|Donnelly, IN (46%)
McCaskill, MO (47%)
Heitkamp, ND (60%)
Manchin, WVA (57%)
Only 4.9% of Washington-based U.S. Senate staffers are African American. [WP, 4/25]
Charlie Cook wrote a piece on April 6, 2017 about the United States Senate and the “nuclear option”. (Exercise of the “nuclear option” ended the filibuster as a device to be used during consideration of presidential nominations subject to Senate confirmation.) The filibuster on presidential nominations other than the Supreme Court ended during the leadership of Harry Reid when he was the Majority Leader of the Senate.
For those of us who revere Congress and, in my case, particularly the Senate, having first worked there as an intern 44 years ago, these are sad times. Partisanship is strangling what was long a functioning and effective institution, whose slow pace was in keeping with its claim to be the world’s greatest deliberative body. Republicans acted shamefully last year by refusing to act on Judge Merrick Garland, President Obama’s choice to fill the vacancy on the Supreme Court left by the death of Justice Antonin Scalia. Now, Democrats’ treatment of Judge Neil Gorsuch, President Trump’s nominee for that same Supreme Court slot, is equally shameful. Both men are eminently qualified and do not deserve to be whipping boys for the ugly partisanship that has poisoned Capitol Hill.
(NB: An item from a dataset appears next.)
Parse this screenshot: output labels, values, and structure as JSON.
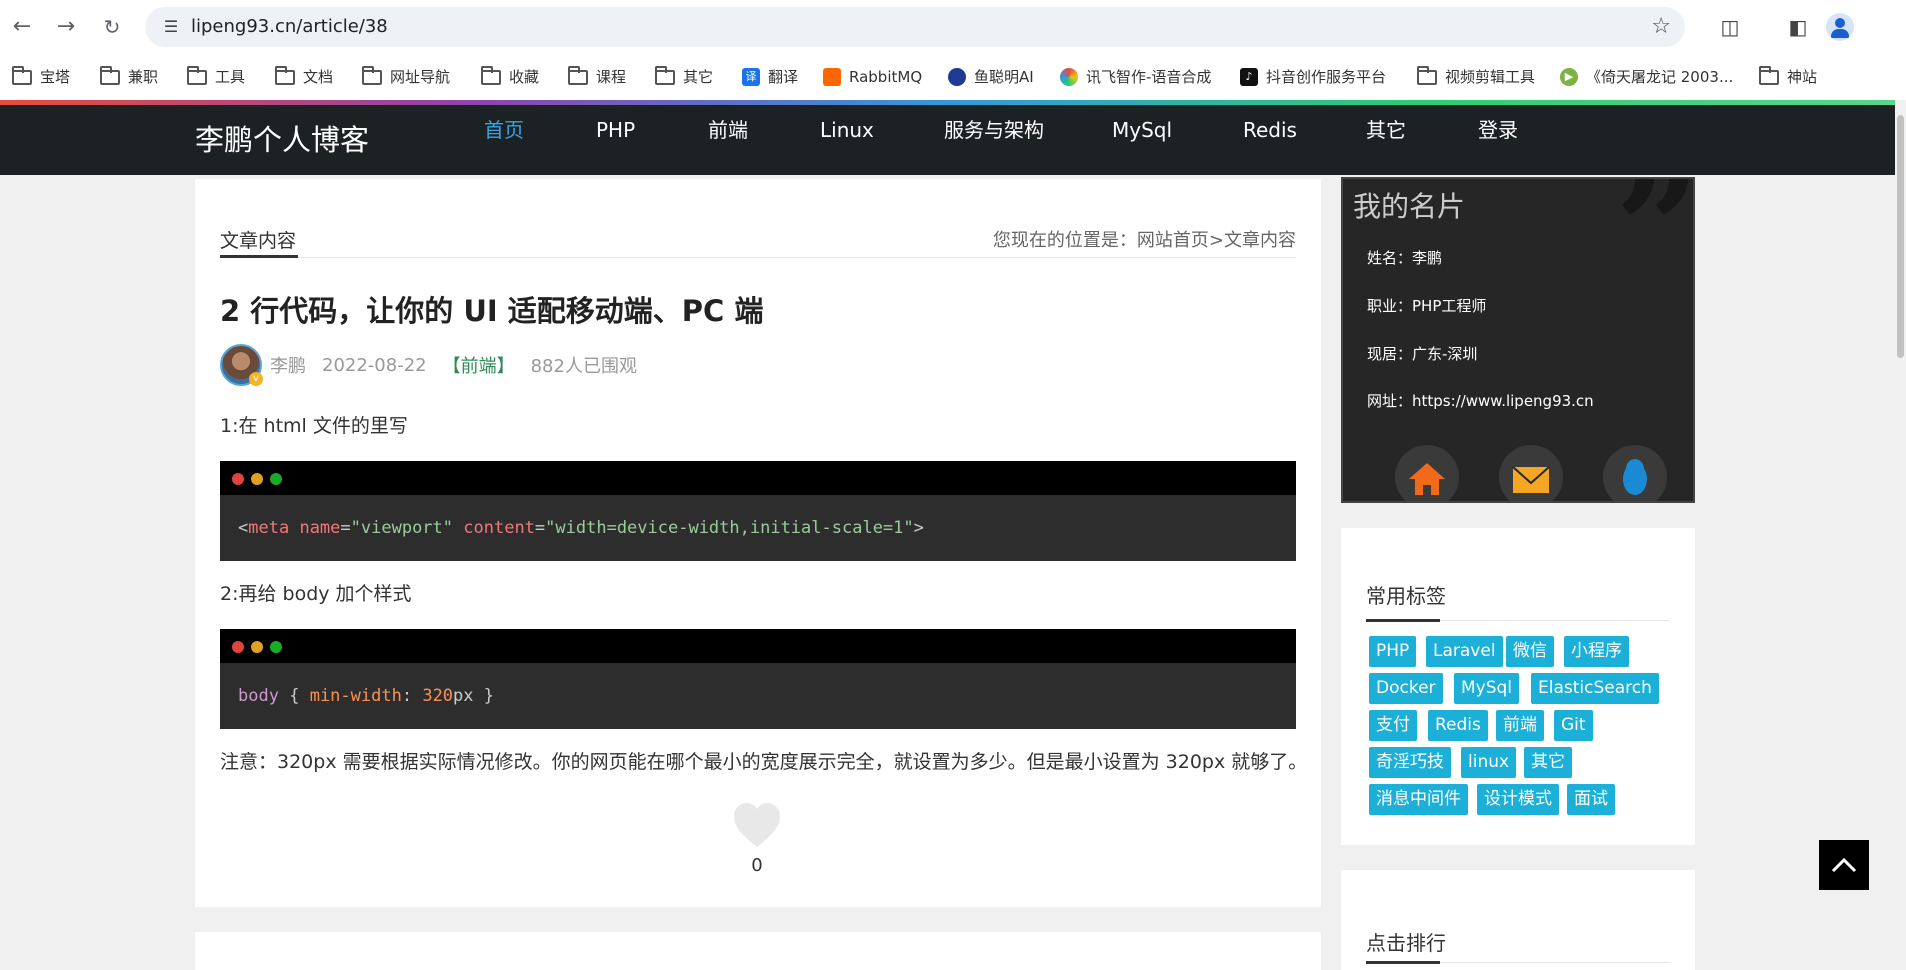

What makes the situation so unfortunate is that the uniqueness of the Senate as an institution has been rendered moot. It is now simply a redundancy. Originally elected not by voters but by state legislatures, representing the more diverse states rather than individual congressional districts, and with six-year terms as opposed to two year terms, the Senate was supposed to be very different from the House. It was supposed to be a bit removed from politics and taking the broader and longer approach to issues. The rules of the Senate were initially designed to bring about wisdom and consensus, while the House would reflect contemporary public opinion by majority votes.